9780548144145And yet sales for Cadil­lac spiked and the ad was voted “The Great­est Ad of All Time” in 1948.  Peo­ple imme­di­ately iden­ti­fied with it. Elvis Pres­ley even framed a copy of the ad and hung it in his Grace­land office, and it’s been said that both Cadil­lac and MacManus’s agency received weekly requests for copies of the ad for 30 years fol­low­ing it’s ini­tial and only run in the Sat­ur­day Evening Post.

But McManus was not just famous for that copy, he was famous for that style of copy, for being the anti-Claude Hop­kins, the man who shunned reason-why adver­tis­ing in favor of indi­rect sug­ges­tion, posi­tion­ing, and, well, brand­ing through mass media.

Here’s how Mac­Manus sum­ma­rizes his approach in his book, The Sword-Arm of Busi­ness:

…[Cadillac’s Adver­tis­ing] nearly always sug­gested and sel­dom asserted. And it dealt not so much with the Cadil­lac motor car as with people’s thoughts about the Cadil­lac motor car. It did not so much say that things were true, as it assumed them to be true… It fig­ured that there are cer­tain whole­some qual­i­ties all nor­mal human beings admire, and it cel­e­brated the pres­ence of those qual­i­ties in the motives of the men who designed and man­u­fac­tured a motor car.”

And now Dan Kennedy seems to have lifted a page or two from the Mac­Manus play­book…  But can it really be? Has Dan Kennedy actu­ally come out of the brand­ing closet?

In Defense of Dan

The short answer is maybe not.  One of the major dif­fer­ences between what Dan calls influ­en­tial writ­ing vs. brand­ing seems to be that:

  • Influ­en­tial writ­ing is directed only at already exist­ing cus­tomers, peo­ple you’ve already sold to, in an effort to increase trust and purchases
  • Whereas tra­di­tional brand­ing cam­paigns have used mass media to cre­ate a com­monly held opin­ion or image of the product/company, Influ­en­tial Writ­ing is directed toward estab­lish­ing the rep­u­ta­tion of an indi­vid­ual.  [though the pre­vi­ous quote, makes it clear that Mac­Manus also used that tech­nique as well, which he most famously did for the Dodge Broth­ers and for Wal­ter Chrysler.

More­over, Dan has, in at least one blog post, explained his dis­tinc­tion between brand­ing, which he def­i­nitely rec­om­mends, and branding-only cam­paigns, which he believes are largely unsuit­able for most small busi­ness owners.

So What’s the Final Conclusion?

poct-picture-3Real­ize that when con­fronted with polar­ity, the weak stu­dent will cling to one of the poles and demo­nize the other, while the strong stu­dent will pon­der each and har­ness the dynamic elec­tric­ity that flows between them.

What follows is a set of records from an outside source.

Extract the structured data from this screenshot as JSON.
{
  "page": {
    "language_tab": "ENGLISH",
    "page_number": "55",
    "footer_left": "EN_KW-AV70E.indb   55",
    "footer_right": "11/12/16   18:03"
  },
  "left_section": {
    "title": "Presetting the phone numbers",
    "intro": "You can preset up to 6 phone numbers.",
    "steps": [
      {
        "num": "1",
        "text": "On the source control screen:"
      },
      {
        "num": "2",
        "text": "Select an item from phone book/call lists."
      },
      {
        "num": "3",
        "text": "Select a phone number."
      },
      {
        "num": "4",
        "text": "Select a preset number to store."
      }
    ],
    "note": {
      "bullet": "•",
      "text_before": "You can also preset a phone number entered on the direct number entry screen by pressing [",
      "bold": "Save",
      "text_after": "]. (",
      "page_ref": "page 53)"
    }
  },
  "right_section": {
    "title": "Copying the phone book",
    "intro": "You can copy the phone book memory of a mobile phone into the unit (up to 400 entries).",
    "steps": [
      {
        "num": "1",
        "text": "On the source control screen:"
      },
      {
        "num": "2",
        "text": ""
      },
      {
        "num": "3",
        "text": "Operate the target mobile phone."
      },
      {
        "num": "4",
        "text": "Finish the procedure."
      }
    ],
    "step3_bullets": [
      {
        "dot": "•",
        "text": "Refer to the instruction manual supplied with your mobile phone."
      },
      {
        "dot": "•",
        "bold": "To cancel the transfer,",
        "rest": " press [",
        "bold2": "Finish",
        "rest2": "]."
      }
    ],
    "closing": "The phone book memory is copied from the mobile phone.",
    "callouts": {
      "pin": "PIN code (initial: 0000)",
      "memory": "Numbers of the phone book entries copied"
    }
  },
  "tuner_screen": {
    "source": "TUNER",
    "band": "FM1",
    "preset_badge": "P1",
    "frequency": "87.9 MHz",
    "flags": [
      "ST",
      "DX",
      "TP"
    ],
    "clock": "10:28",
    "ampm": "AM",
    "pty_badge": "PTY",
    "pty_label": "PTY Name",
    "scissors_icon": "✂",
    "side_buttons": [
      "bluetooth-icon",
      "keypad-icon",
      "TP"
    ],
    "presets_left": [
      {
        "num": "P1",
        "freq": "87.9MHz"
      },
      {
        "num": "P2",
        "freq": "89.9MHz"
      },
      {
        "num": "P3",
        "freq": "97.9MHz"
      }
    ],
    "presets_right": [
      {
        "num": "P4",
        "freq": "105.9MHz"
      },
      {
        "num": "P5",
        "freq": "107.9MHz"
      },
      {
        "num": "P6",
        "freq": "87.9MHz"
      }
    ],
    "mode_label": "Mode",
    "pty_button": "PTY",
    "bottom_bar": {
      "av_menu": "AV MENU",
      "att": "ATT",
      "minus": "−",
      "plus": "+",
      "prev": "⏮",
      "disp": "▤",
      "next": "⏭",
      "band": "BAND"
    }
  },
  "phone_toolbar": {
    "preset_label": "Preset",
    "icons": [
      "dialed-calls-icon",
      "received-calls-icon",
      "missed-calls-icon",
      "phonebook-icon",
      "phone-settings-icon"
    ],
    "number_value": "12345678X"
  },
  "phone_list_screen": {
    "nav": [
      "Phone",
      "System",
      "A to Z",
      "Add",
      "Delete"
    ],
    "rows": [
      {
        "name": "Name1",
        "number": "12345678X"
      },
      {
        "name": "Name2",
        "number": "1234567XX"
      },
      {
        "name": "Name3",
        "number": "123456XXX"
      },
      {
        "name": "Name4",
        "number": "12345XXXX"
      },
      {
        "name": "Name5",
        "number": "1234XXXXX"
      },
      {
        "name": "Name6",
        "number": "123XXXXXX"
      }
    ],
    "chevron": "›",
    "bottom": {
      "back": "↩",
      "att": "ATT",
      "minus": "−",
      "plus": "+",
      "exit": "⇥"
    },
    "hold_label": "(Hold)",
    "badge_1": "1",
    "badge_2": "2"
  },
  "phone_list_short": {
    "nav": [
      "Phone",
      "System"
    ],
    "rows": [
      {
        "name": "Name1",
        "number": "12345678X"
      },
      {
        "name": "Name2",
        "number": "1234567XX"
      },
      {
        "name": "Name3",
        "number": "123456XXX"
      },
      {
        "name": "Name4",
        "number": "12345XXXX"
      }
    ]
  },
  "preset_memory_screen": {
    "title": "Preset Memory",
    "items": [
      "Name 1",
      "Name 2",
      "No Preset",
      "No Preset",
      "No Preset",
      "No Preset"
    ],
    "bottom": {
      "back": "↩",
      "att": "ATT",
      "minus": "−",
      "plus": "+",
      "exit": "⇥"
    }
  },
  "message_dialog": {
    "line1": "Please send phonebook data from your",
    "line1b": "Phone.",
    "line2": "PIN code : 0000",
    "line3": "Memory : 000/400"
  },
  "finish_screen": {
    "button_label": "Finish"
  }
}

My per­sonal opin­ion is that Dan Kennedy’s per­sonal brand­ing neces­si­tated an anti-branding stance that he always com­mu­ni­cated a lit­tle more force­fully than he truly believed. Dan needed an enemy to stand against and he chose brand­ing cam­paigns and lack of adver­tis­ing account­abil­ity as (some of) his pri­mary ene­mies — again, as part of con­sid­ered attempt to brand his pub­lic persona.

Now that Dan’s peel­ing back the tech­niques he’s used to brand him­self all these years, he’s hop­ing that an alter­na­tive name for brand­ing will keep peo­ple from see­ing any dis­crep­an­cies or con­flicts between his per­sona and the brand­ing that he’s been engaged in over the last decades or two.

Or maybe he’s just stew­ing for a fight — some­one stu­pid enough to call him out it : )

What do you think?

P.S. Brian Clark’s Third Tribe is a great exam­ple of liv­ing in the dynamic flow­ing between the two extremes of direct response copy and community/tribe build­ing, and a highly rec­om­mended resource as well.